While President Clinton rides high in the polls, his counterpart in Burundi remains in hiding in the US ambassador's residence, the victim of that country's sixth unconstitutional change of government in its 35 years of independence. But President Sylvestre...
Sensitive 'Secrets & Lies' Reflects Creative Journey INTERVIEW MIKE LEIGH
Mike Leigh is on a roll.His new movie, "Secrets & Lies," is coming to American theaters after opening at the prestigious New York Film Festival and winning the highest prize at this year's Cannes filmfest, where it also earned the best-actress award...
Sound-Bite Statistics: 'Yes, But' Is the First Victim
President Clinton brags about a 9 percent decrease in violent crime. Robert Dole blames him for doubled drug use among teenagers. Statistics and politics make a heady mixture. It has been said that figures don't lie, but liars figure.But this is more...
The News in Brief
THE USSaying "parents may rush to the hospital, but they shouldn't be rushed out of it," President Clinton signed a bill that would force insurance companies to pay for at least 48-hours of hospital care for new mothers. Later, he was to visit Capitol...
Those Volatile Voters
At this point in the fall political campaign, things have reached the point where, if you believe the partisans, the public has a choice between the "extremist" Republicans and the "radical" Democrats.Both sides, of course, are trying to claim the great...
US, Commonwealth Must Keep Pressure on Abacha as It Is, Nigeria's Dictator Senses Tacit Acceptance of His Tyranny
Indications have grown in recent weeks that Nigeria's dictator, Gen. Sani Abacha, will prolong the political process that purportedly will return his country to democracy. It is scheduled for completion in 1998. Reduced pressures on him from the United...
US, Iran Play a Game of Influence, Perceptions Two Nations See Each Other through a Glass Darkly; National Pride Clouds Their Views
"Sacred Defense Week" in Iran kicked off with pomp and circumstance: a parade of menacing military hardware in Tehran, matched by customary anti-West rhetoric.Burnished missiles, tanks, and artillery rolled past the review stand; paratroopers stormed...
Why Foreign Policy Gets No Respect to Know the Facts Could Be to Love the Plan
"Unpopular actions to advance US security and prosperity."This is how the Clinton campaign recently categorized the administration's main achievements in Latin America and the Caribbean.
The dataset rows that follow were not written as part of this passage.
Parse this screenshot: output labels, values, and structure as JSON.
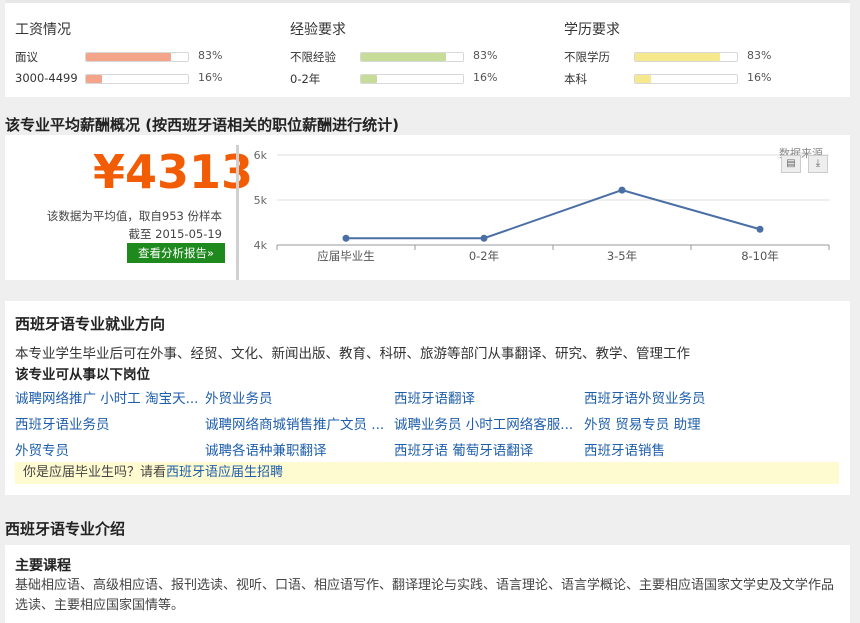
{
  "stats": [
    {
      "title": "工资情况",
      "rows": [
        {
          "label": "面议",
          "pct": "83%",
          "fill": 0.83,
          "color": "#f4a488"
        },
        {
          "label": "3000-4499",
          "pct": "16%",
          "fill": 0.16,
          "color": "#f4a488"
        }
      ]
    },
    {
      "title": "经验要求",
      "rows": [
        {
          "label": "不限经验",
          "pct": "83%",
          "fill": 0.83,
          "color": "#c6dc98"
        },
        {
          "label": "0-2年",
          "pct": "16%",
          "fill": 0.16,
          "color": "#c6dc98"
        }
      ]
    },
    {
      "title": "学历要求",
      "rows": [
        {
          "label": "不限学历",
          "pct": "83%",
          "fill": 0.83,
          "color": "#f6e88c"
        },
        {
          "label": "本科",
          "pct": "16%",
          "fill": 0.16,
          "color": "#f6e88c"
        }
      ]
    }
  ],
  "salary": {
    "section_title": "该专业平均薪酬概况 (按西班牙语相关的职位薪酬进行统计)",
    "amount": "¥4313",
    "note_line1": "该数据为平均值，取自953 份样本",
    "note_line2": "截至 2015-05-19",
    "report_button": "查看分析报告»",
    "data_source": "数据来源"
  },
  "chart_data": {
    "type": "line",
    "categories": [
      "应届毕业生",
      "0-2年",
      "3-5年",
      "8-10年"
    ],
    "values": [
      4150,
      4150,
      5220,
      4350
    ],
    "ylim": [
      4000,
      6000
    ],
    "yticks": [
      "4k",
      "5k",
      "6k"
    ],
    "grid": true,
    "line_color": "#4a6fa5"
  },
  "career": {
    "title": "西班牙语专业就业方向",
    "description": "本专业学生毕业后可在外事、经贸、文化、新闻出版、教育、科研、旅游等部门从事翻译、研究、教学、管理工作",
    "subtitle": "该专业可从事以下岗位",
    "jobs": [
      "诚聘网络推广 小时工 淘宝天...",
      "外贸业务员",
      "西班牙语翻译",
      "西班牙语外贸业务员",
      "西班牙语业务员",
      "诚聘网络商城销售推广文员 ...",
      "诚聘业务员 小时工网络客服...",
      "外贸 贸易专员 助理",
      "外贸专员",
      "诚聘各语种兼职翻译",
      "西班牙语 葡萄牙语翻译",
      "西班牙语销售"
    ],
    "notice_prefix": "你是应届毕业生吗？请看",
    "notice_link": "西班牙语应届生招聘"
  },
  "intro": {
    "section_title": "西班牙语专业介绍",
    "head": "主要课程",
    "text": "基础相应语、高级相应语、报刊选读、视听、口语、相应语写作、翻译理论与实践、语言理论、语言学概论、主要相应语国家文学史及文学作品选读、主要相应国家国情等。"
  }
}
These included US military intervention in Haiti to restore President...
Worth Noting on TV
SATURDAYBraveheart (HBO, 8-11 p.m.) This epic won the 1995 Academy Award for best picture. Mel Gibson stars as William Wallace, a 13th-century Scottish hero who fought to free his people from the tyranny of King Edward I of England. Gibson also got...